▶ **Your goal**
Track down each line below containing the string "checked" and copy it.

(Records from a data collection)
:::::
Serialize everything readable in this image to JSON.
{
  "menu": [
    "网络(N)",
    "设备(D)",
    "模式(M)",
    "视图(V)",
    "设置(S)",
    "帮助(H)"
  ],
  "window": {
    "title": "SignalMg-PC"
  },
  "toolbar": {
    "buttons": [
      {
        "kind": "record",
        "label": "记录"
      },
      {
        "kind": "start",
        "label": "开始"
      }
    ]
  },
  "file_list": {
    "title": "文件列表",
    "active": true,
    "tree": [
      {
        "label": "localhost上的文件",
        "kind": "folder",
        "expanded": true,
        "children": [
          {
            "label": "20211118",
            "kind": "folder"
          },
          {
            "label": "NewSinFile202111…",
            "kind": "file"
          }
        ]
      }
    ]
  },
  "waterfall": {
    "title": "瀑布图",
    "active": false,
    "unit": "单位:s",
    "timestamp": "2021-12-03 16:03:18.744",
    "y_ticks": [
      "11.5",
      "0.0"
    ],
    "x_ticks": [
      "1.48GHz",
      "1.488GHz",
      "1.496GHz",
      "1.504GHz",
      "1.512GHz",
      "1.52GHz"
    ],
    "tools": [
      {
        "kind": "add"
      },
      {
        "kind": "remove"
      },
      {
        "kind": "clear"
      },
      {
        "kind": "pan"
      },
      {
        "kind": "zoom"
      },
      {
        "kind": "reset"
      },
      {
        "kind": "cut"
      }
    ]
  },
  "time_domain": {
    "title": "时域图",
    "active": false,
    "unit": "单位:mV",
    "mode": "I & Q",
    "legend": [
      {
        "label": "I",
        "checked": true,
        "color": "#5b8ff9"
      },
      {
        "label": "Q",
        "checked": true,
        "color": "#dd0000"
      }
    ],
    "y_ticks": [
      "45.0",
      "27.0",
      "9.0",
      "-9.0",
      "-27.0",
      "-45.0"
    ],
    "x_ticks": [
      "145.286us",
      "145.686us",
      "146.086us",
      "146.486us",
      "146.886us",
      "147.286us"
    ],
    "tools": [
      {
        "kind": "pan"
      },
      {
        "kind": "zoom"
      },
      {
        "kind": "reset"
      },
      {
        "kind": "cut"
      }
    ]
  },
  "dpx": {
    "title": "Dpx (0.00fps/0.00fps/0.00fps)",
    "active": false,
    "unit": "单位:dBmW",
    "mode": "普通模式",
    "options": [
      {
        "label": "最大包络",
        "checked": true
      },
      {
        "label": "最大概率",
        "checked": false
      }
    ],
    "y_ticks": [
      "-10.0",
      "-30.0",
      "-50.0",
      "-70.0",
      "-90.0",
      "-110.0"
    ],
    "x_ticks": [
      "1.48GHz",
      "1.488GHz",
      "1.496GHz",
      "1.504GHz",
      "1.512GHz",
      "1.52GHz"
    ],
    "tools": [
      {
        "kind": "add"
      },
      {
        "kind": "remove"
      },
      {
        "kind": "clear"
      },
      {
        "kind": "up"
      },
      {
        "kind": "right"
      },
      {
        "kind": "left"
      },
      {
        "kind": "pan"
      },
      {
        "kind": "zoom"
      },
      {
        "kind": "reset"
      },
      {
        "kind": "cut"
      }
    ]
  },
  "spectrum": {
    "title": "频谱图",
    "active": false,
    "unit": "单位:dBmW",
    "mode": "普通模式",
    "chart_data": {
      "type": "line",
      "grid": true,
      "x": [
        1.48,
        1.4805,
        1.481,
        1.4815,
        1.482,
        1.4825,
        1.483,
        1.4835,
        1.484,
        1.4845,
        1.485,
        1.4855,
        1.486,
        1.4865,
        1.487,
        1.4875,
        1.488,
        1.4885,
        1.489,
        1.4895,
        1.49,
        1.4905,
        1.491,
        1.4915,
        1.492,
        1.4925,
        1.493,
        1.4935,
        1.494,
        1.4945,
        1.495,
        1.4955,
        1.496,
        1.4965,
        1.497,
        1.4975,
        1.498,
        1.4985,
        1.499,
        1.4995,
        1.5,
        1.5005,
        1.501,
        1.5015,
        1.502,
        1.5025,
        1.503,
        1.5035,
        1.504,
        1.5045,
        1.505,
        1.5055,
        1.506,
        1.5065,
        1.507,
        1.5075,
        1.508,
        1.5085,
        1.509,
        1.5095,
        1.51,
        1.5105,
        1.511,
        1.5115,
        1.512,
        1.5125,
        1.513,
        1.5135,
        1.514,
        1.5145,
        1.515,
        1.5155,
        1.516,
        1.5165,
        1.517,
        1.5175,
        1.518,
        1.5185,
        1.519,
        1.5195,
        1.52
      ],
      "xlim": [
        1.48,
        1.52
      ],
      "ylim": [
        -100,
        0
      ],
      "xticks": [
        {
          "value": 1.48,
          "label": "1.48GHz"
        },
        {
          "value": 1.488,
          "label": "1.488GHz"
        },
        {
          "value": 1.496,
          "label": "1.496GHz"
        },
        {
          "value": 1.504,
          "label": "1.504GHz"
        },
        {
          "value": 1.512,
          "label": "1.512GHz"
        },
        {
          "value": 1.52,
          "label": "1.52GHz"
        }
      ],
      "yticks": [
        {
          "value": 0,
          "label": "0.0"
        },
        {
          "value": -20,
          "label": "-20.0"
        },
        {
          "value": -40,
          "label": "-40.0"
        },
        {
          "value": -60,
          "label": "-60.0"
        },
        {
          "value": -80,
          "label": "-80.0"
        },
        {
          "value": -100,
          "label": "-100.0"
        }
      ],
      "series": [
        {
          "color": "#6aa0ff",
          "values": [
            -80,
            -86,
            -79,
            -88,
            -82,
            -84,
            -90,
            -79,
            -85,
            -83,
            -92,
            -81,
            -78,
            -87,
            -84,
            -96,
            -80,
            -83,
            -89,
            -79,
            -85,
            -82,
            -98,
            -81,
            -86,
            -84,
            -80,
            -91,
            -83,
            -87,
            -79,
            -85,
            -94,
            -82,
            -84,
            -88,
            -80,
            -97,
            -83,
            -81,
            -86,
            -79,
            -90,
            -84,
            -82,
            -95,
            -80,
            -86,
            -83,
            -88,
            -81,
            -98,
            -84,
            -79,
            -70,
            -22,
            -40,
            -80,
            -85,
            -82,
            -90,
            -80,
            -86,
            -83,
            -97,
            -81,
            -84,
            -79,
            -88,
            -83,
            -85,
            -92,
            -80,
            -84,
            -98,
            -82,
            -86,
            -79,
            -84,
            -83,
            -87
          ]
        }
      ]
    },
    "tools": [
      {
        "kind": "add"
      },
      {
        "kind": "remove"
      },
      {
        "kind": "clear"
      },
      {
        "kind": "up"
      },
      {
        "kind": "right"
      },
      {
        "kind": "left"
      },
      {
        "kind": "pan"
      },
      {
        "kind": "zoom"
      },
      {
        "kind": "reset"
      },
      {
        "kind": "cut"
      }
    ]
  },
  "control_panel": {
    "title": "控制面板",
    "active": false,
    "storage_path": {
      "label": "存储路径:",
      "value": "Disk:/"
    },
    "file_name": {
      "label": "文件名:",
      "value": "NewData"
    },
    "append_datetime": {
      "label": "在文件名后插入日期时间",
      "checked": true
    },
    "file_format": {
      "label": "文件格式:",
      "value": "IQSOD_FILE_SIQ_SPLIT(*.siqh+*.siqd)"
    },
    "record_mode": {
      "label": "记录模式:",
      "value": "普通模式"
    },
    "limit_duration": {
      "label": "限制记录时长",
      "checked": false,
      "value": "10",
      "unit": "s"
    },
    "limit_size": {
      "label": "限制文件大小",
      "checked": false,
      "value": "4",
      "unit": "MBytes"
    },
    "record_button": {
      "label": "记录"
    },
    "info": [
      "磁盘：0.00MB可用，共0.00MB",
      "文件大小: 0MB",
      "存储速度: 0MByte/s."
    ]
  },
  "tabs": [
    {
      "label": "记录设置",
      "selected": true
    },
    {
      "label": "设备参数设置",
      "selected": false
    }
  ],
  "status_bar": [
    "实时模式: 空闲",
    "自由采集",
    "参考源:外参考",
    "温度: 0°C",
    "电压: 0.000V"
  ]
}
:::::
▶ **Result of the exercise**
        "checked": true,
        "checked": true,
        "checked": true
        "checked": false
      "checked": true
      "checked": false,
      "checked": false,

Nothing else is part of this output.